**WHAT THE EXERCISE ASKS**:
Where a line contains the word "label", copy that line from the records below.
------ DATA TO USE
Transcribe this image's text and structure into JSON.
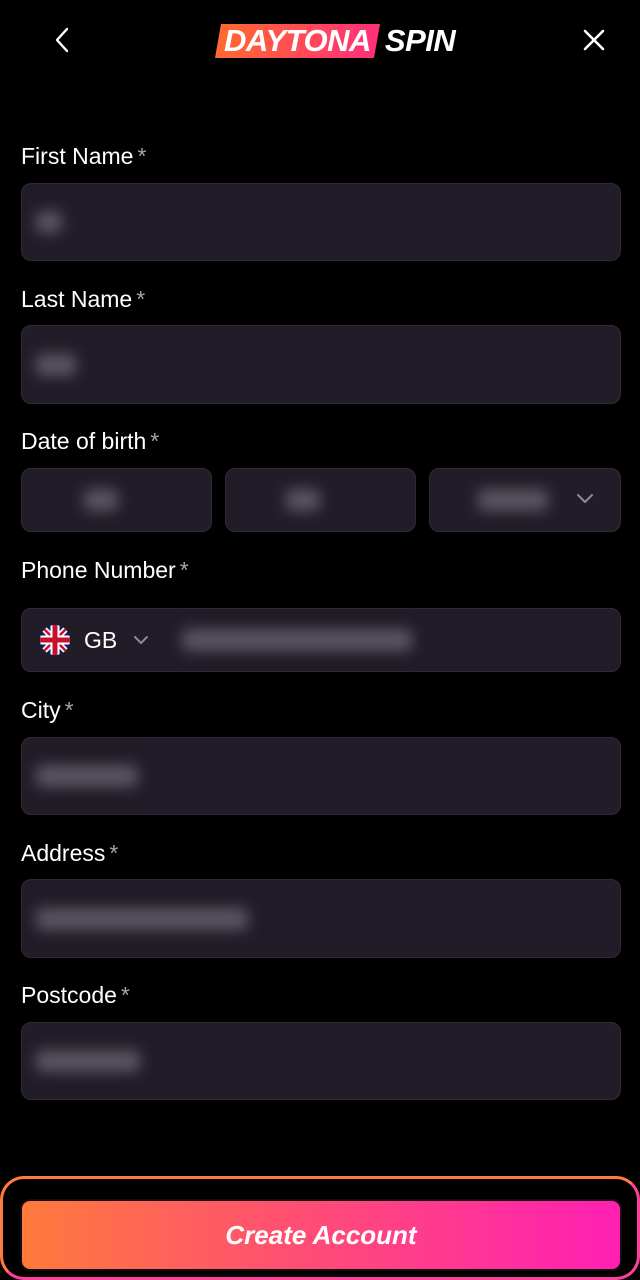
{
  "header": {
    "logo_part1": "DAYTONA",
    "logo_part2": "SPIN",
    "back_icon": "chevron-left-icon",
    "close_icon": "close-icon"
  },
  "form": {
    "first_name": {
      "label": "First Name",
      "required_mark": "*"
    },
    "last_name": {
      "label": "Last Name",
      "required_mark": "*"
    },
    "date_of_birth": {
      "label": "Date of birth",
      "required_mark": "*"
    },
    "phone_number": {
      "label": "Phone Number",
      "required_mark": "*",
      "country_code": "GB",
      "country_flag_icon": "uk-flag-icon"
    },
    "city": {
      "label": "City",
      "required_mark": "*"
    },
    "address": {
      "label": "Address",
      "required_mark": "*"
    },
    "postcode": {
      "label": "Postcode",
      "required_mark": "*"
    }
  },
  "cta": {
    "label": "Create Account"
  },
  "colors": {
    "background": "#000000",
    "field_bg": "#211c27",
    "accent_start": "#ff7a3c",
    "accent_end": "#ff1fb4"
  }
}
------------
**RESULT FOR THIS EXERCISE**:
      "label": "First Name",
      "label": "Last Name",
      "label": "Date of birth",
      "label": "Phone Number",
      "label": "City",
      "label": "Address",
      "label": "Postcode",
    "label": "Create Account"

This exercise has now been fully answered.